--- Directions ---
Your answer should hold every line of the records below that contains the string "Type".

(Entries taken from a collection)
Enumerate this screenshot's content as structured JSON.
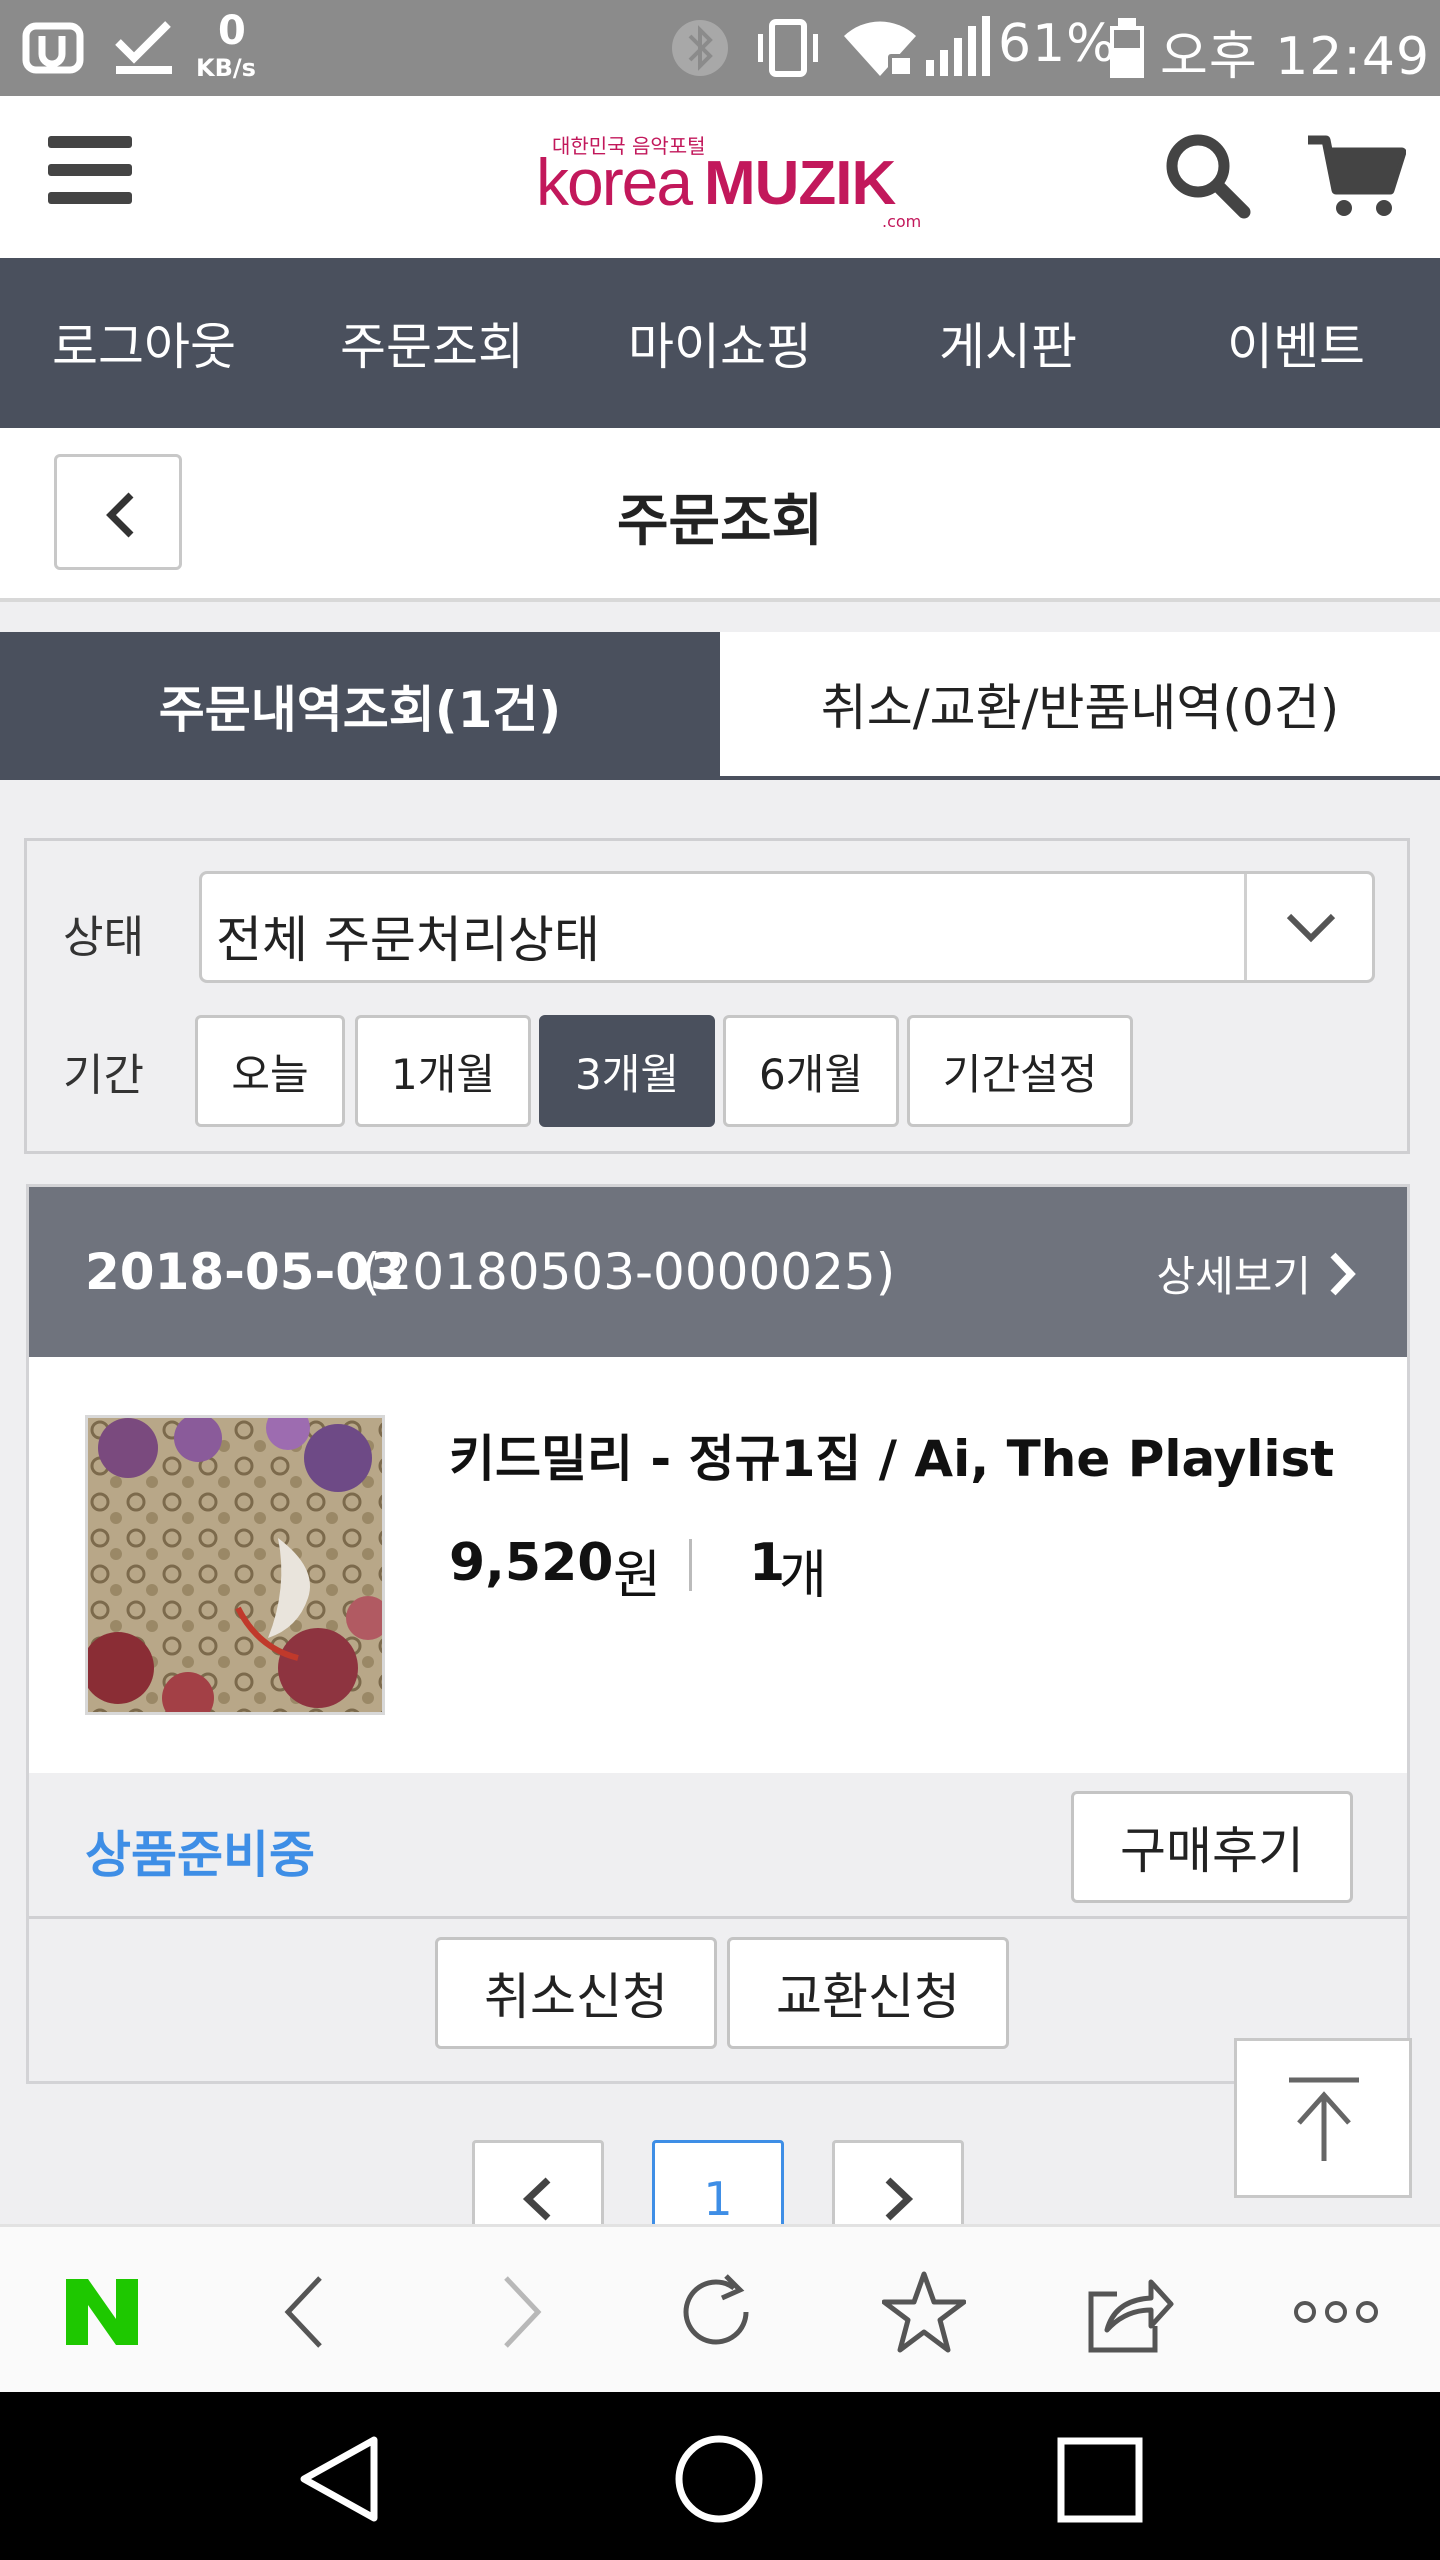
{
  "status_bar": {
    "speed_value": "0",
    "speed_unit": "KB/s",
    "battery": "61%",
    "time": "오후 12:49"
  },
  "header": {
    "logo_tagline": "대한민국 음악포털",
    "logo_korea": "korea",
    "logo_muzik": "MUZIK",
    "logo_com": ".com"
  },
  "nav": {
    "items": [
      {
        "label": "로그아웃"
      },
      {
        "label": "주문조회"
      },
      {
        "label": "마이쇼핑"
      },
      {
        "label": "게시판"
      },
      {
        "label": "이벤트"
      }
    ]
  },
  "page": {
    "title": "주문조회"
  },
  "tabs": [
    {
      "label": "주문내역조회(1건)",
      "active": true
    },
    {
      "label": "취소/교환/반품내역(0건)",
      "active": false
    }
  ],
  "filter": {
    "status_label": "상태",
    "status_value": "전체 주문처리상태",
    "period_label": "기간",
    "periods": [
      {
        "label": "오늘"
      },
      {
        "label": "1개월"
      },
      {
        "label": "3개월"
      },
      {
        "label": "6개월"
      },
      {
        "label": "기간설정"
      }
    ],
    "active_period": "3개월"
  },
  "order": {
    "date": "2018-05-03",
    "order_number": "(20180503-0000025)",
    "detail_label": "상세보기",
    "product_name": "키드밀리 - 정규1집 / Ai, The Playlist",
    "price": "9,520",
    "price_unit": "원",
    "quantity": "1",
    "quantity_unit": "개",
    "status": "상품준비중",
    "review_label": "구매후기",
    "cancel_label": "취소신청",
    "exchange_label": "교환신청"
  },
  "pagination": {
    "current": "1"
  },
  "colors": {
    "nav_bg": "#4a505d",
    "order_head_bg": "#6f737d",
    "status_blue": "#3e8ee6",
    "brand_pink": "#c2185b",
    "naver_green": "#1ec800"
  },
  "icons": {
    "browser_toolbar": [
      "naver-icon",
      "back-icon",
      "forward-icon",
      "refresh-icon",
      "star-icon",
      "share-icon",
      "more-icon"
    ],
    "system_nav": [
      "back-triangle-icon",
      "home-circle-icon",
      "recents-square-icon"
    ]
  }
}
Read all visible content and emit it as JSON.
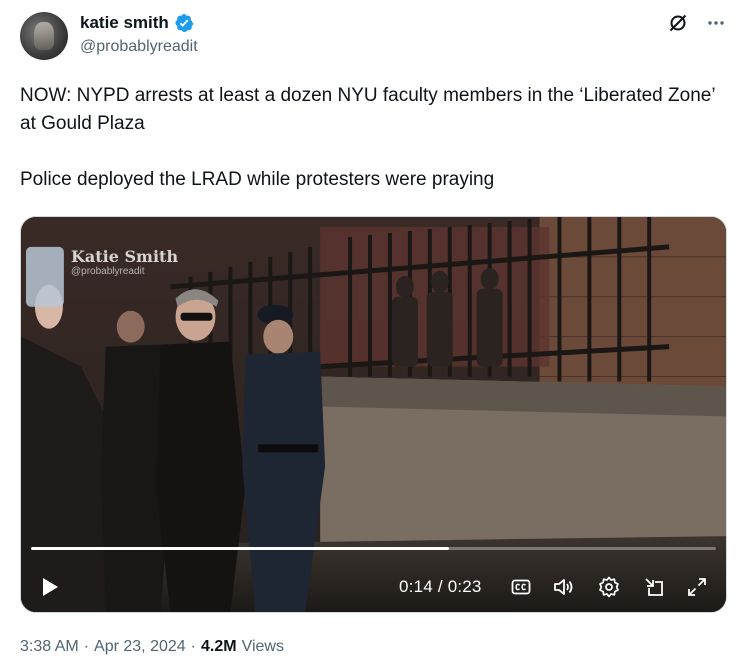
{
  "author": {
    "display_name": "katie smith",
    "handle": "@probablyreadit",
    "verified": true
  },
  "tweet": {
    "paragraph_1": "NOW: NYPD arrests at least a dozen NYU faculty members in the ‘Liberated Zone’ at Gould Plaza",
    "paragraph_2": "Police deployed the LRAD while protesters were praying"
  },
  "video": {
    "watermark_name": "Katie Smith",
    "watermark_handle": "@probablyreadit",
    "current_time": "0:14",
    "separator": "/",
    "duration": "0:23",
    "progress_fraction": 0.61
  },
  "footer": {
    "time": "3:38 AM",
    "date": "Apr 23, 2024",
    "views_count": "4.2M",
    "views_label": "Views",
    "dot": "·"
  },
  "colors": {
    "verified_blue": "#1d9bf0",
    "secondary_text": "#536471",
    "primary_text": "#0f1419"
  },
  "icons": [
    "verified-badge-icon",
    "grok-icon",
    "more-icon",
    "play-icon",
    "captions-icon",
    "volume-icon",
    "settings-icon",
    "minimize-icon",
    "fullscreen-icon"
  ]
}
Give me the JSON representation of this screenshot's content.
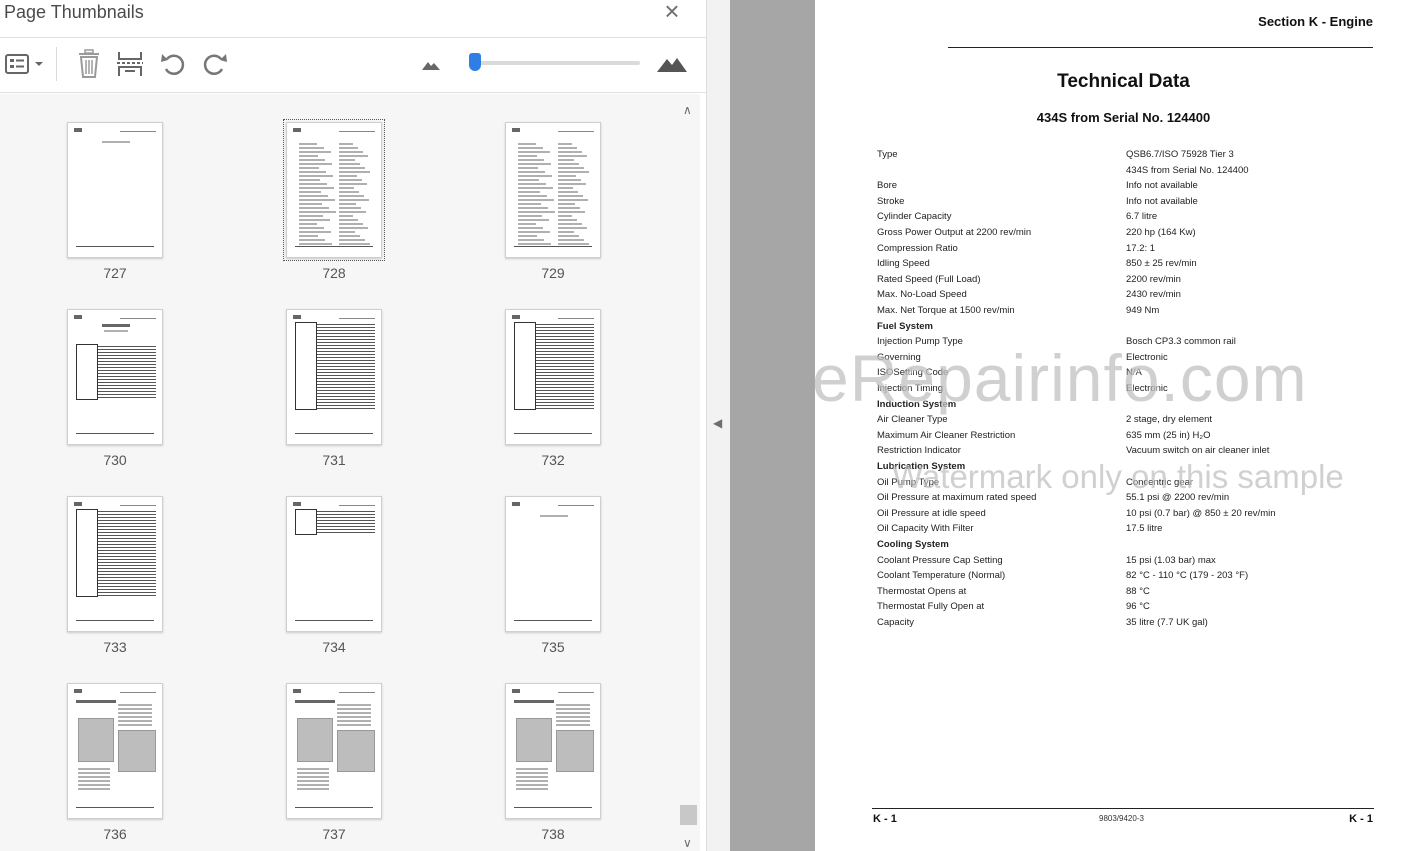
{
  "panel": {
    "title": "Page Thumbnails",
    "close_label": "×"
  },
  "toolbar": {
    "options_icon": "list-options-icon",
    "delete_icon": "trash-icon",
    "extract_icon": "page-extract-icon",
    "rotate_ccw_icon": "rotate-counterclockwise-icon",
    "rotate_cw_icon": "rotate-clockwise-icon",
    "zoom_out_icon": "mountain-small-icon",
    "zoom_in_icon": "mountain-large-icon",
    "thumbnail_size_fraction": 0.03
  },
  "thumbnails": [
    {
      "num": "727",
      "style": "blank",
      "selected": false
    },
    {
      "num": "728",
      "style": "textlist",
      "selected": true
    },
    {
      "num": "729",
      "style": "textlist",
      "selected": false
    },
    {
      "num": "730",
      "style": "table-heading",
      "selected": false
    },
    {
      "num": "731",
      "style": "table-full",
      "selected": false
    },
    {
      "num": "732",
      "style": "table-full",
      "selected": false
    },
    {
      "num": "733",
      "style": "table-full",
      "selected": false
    },
    {
      "num": "734",
      "style": "table-short",
      "selected": false
    },
    {
      "num": "735",
      "style": "blank",
      "selected": false
    },
    {
      "num": "736",
      "style": "images",
      "selected": false
    },
    {
      "num": "737",
      "style": "images",
      "selected": false
    },
    {
      "num": "738",
      "style": "images",
      "selected": false
    }
  ],
  "document": {
    "section": "Section K - Engine",
    "title": "Technical Data",
    "subtitle": "434S from Serial No. 124400",
    "rows": [
      {
        "label": "Type",
        "value": "QSB6.7/ISO 75928 Tier 3",
        "bold": false
      },
      {
        "label": "",
        "value": "434S from Serial No. 124400",
        "bold": false
      },
      {
        "label": "Bore",
        "value": "Info not available",
        "bold": false
      },
      {
        "label": "Stroke",
        "value": "Info not available",
        "bold": false
      },
      {
        "label": "Cylinder Capacity",
        "value": "6.7 litre",
        "bold": false
      },
      {
        "label": "Gross Power Output at 2200 rev/min",
        "value": "220 hp (164 Kw)",
        "bold": false
      },
      {
        "label": "Compression Ratio",
        "value": "17.2: 1",
        "bold": false
      },
      {
        "label": "Idling Speed",
        "value": "850 ± 25 rev/min",
        "bold": false
      },
      {
        "label": "Rated Speed (Full Load)",
        "value": "2200 rev/min",
        "bold": false
      },
      {
        "label": "Max. No-Load Speed",
        "value": "2430 rev/min",
        "bold": false
      },
      {
        "label": "Max. Net Torque at 1500 rev/min",
        "value": "949 Nm",
        "bold": false
      },
      {
        "label": "Fuel System",
        "value": "",
        "bold": true
      },
      {
        "label": "Injection Pump Type",
        "value": "Bosch CP3.3 common rail",
        "bold": false
      },
      {
        "label": "Governing",
        "value": "Electronic",
        "bold": false
      },
      {
        "label": "ISOSetting Code",
        "value": "N/A",
        "bold": false
      },
      {
        "label": "Injection Timing",
        "value": "Electronic",
        "bold": false
      },
      {
        "label": "Induction System",
        "value": "",
        "bold": true
      },
      {
        "label": "Air Cleaner Type",
        "value": "2 stage, dry element",
        "bold": false
      },
      {
        "label": "Maximum Air Cleaner Restriction",
        "value": "635 mm (25 in) H₂O",
        "bold": false
      },
      {
        "label": "Restriction Indicator",
        "value": "Vacuum switch on air cleaner inlet",
        "bold": false
      },
      {
        "label": "Lubrication System",
        "value": "",
        "bold": true
      },
      {
        "label": "Oil Pump Type",
        "value": "Concentric gear",
        "bold": false
      },
      {
        "label": "Oil Pressure at maximum rated speed",
        "value": "55.1 psi @ 2200 rev/min",
        "bold": false
      },
      {
        "label": "Oil Pressure at idle speed",
        "value": "10 psi (0.7 bar) @ 850 ± 20 rev/min",
        "bold": false
      },
      {
        "label": "Oil Capacity With Filter",
        "value": "17.5 litre",
        "bold": false
      },
      {
        "label": "Cooling System",
        "value": "",
        "bold": true
      },
      {
        "label": "Coolant Pressure Cap Setting",
        "value": "15 psi (1.03 bar) max",
        "bold": false
      },
      {
        "label": "Coolant Temperature (Normal)",
        "value": "82 °C - 110 °C (179 - 203 °F)",
        "bold": false
      },
      {
        "label": "Thermostat Opens at",
        "value": "88 °C",
        "bold": false
      },
      {
        "label": "Thermostat Fully Open at",
        "value": "96 °C",
        "bold": false
      },
      {
        "label": "Capacity",
        "value": "35 litre (7.7 UK gal)",
        "bold": false
      }
    ],
    "footer_left": "K - 1",
    "footer_mid": "9803/9420-3",
    "footer_right": "K - 1",
    "watermark_1": "eRepairinfo.com",
    "watermark_2": "Watermark only on this sample"
  },
  "colors": {
    "accent": "#2f7ee8",
    "gutter": "#a6a6a6"
  }
}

--- Response box ---
        "label": "Type",
        "label": "Injection Pump Type",
        "label": "Air Cleaner Type",
        "label": "Oil Pump Type",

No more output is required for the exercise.